MIT license

6KB

ignore-result for rust

Safely ignore errors in function return values when the result isn't critical

crates.io docs.rs

This crate adds a .ignore() function to Result instances that ignores both the Ok and Err variants of the result, silencing compiler warnings about unused errors without needing to resort to empty match blocks or panicking in case you call .unwrap() on what turns out to be an error.

Why do you need this?

There are cases involving correct error handling where it is desirable to call a method and "keep on keepin' on" even if it does not succeed, something often seen in FFI when interfacing with C APIs or on embedded systems.

As a concrete example, imagine that you have trapped an error and need to bubble it up to the caller, but first, you need to do your best to clean up some resource allocations, etc.

If you did this:
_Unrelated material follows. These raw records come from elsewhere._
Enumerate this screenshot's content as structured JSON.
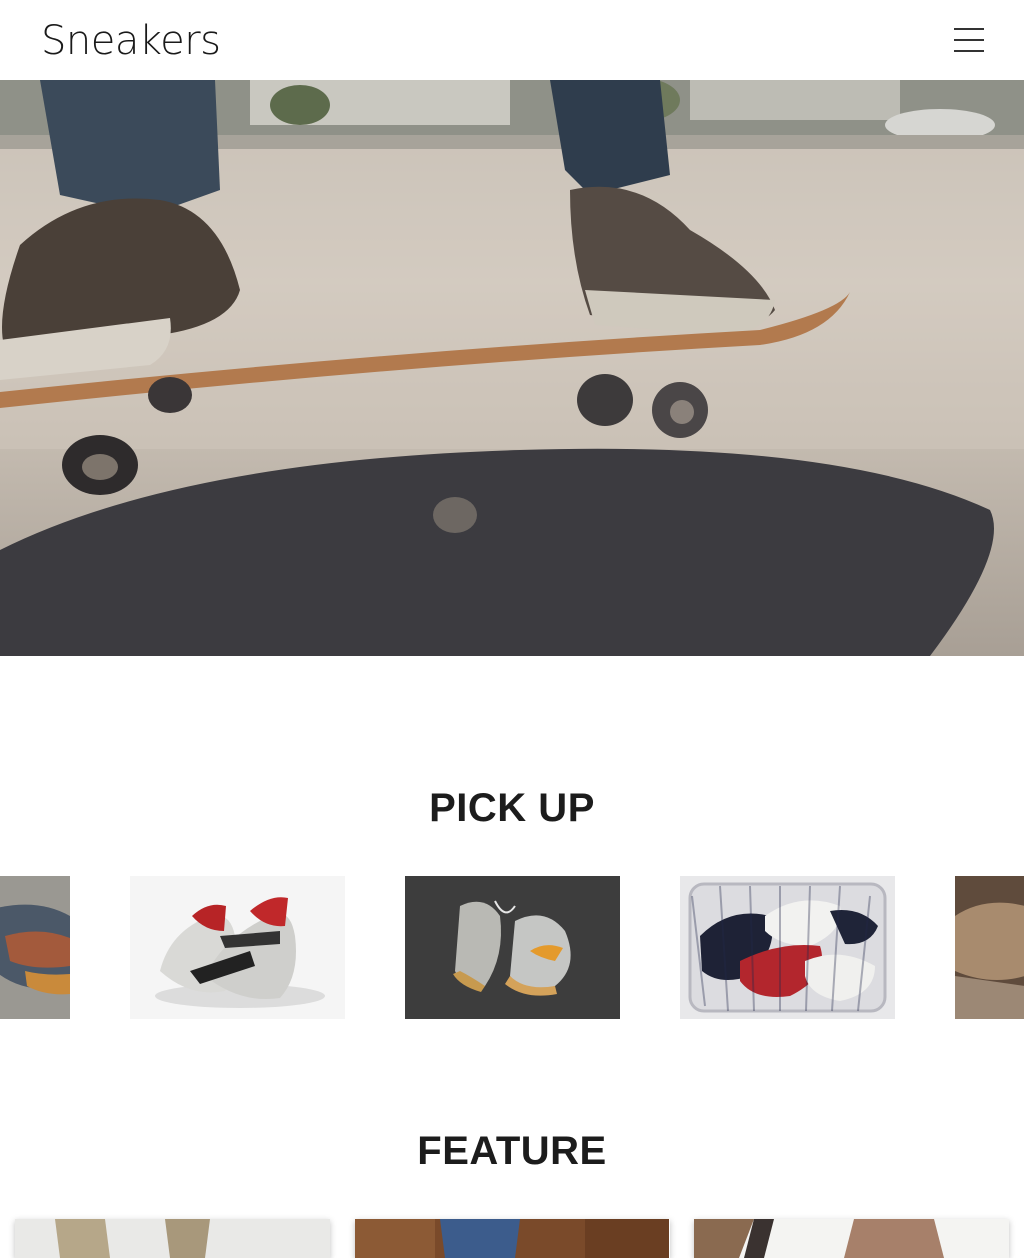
{
  "header": {
    "logo": "Sneakers",
    "menu_icon": "hamburger-menu-icon"
  },
  "hero": {
    "image": "skateboard-sneakers-photo"
  },
  "pickup": {
    "title": "PICK UP",
    "slides": [
      {
        "image": "colorful-knit-sneaker-photo"
      },
      {
        "image": "white-red-running-sneakers-photo"
      },
      {
        "image": "grey-orange-high-tops-photo"
      },
      {
        "image": "converse-basket-photo"
      },
      {
        "image": "brown-sneaker-photo"
      }
    ]
  },
  "feature": {
    "title": "FEATURE",
    "cards": [
      {
        "image": "khaki-pants-photo"
      },
      {
        "image": "denim-rust-photo"
      },
      {
        "image": "white-sneaker-legs-photo"
      }
    ]
  },
  "colors": {
    "text": "#1c1c1c",
    "background": "#ffffff"
  }
}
fn my_func() -> Result<(), E> {
    let foo = something_important()?;
    if foo.is_err() {
        // Oh no! We can't continue, need to report this error,
        // but first, try to clean up some state
        cleanup()?;
    }
    return foo;
}

The original error contained in foo would be lost if cleanup() failed (as the ? would trigger an early abort with the return value of cleanup() and not the original error Err(e) in foo).

And if you omitted the ? from cleanup()?, the compiler would warn you that there's a result that's not checked/used, because cleanup() can fail.

This is a "best effort" scenario where you hope that the function will succeed, there's nothing you can do if it doesn't, and there's a higher priority result (error) that should be persisted even if this step fails.

So you can either write this:

let foo = something_import();
if foo.is_err() {
    match cleanup() {
        _ => {}
    };

    return foo;
}

Or use this crate and write this instead:

use ignore_result::Ignore;

if foo.is_err() {
    cleanup.ignore();
    return foo;
}

and be on your merry way.

Why is this safe?

Calling foo().ignore() returns () regardless of whether foo() evaluated to Ok(_) or Err(_) -- meaning it guarantees that you are not (incorrectly) relying on an Ok(_) result.

The ignore function actually consumes the Result (being declared as fn ignore(self) -> ()) guaranteeing that after calling foo().ignore() there is no way to get at either the Ok or Err variants of the original result, which in turn means there's no way the caller can "presume it's Ok and use the return value" (which is the original motivation behind using monads rather than exceptions in rust), and it additionally makes your intent clear.

No runtime deps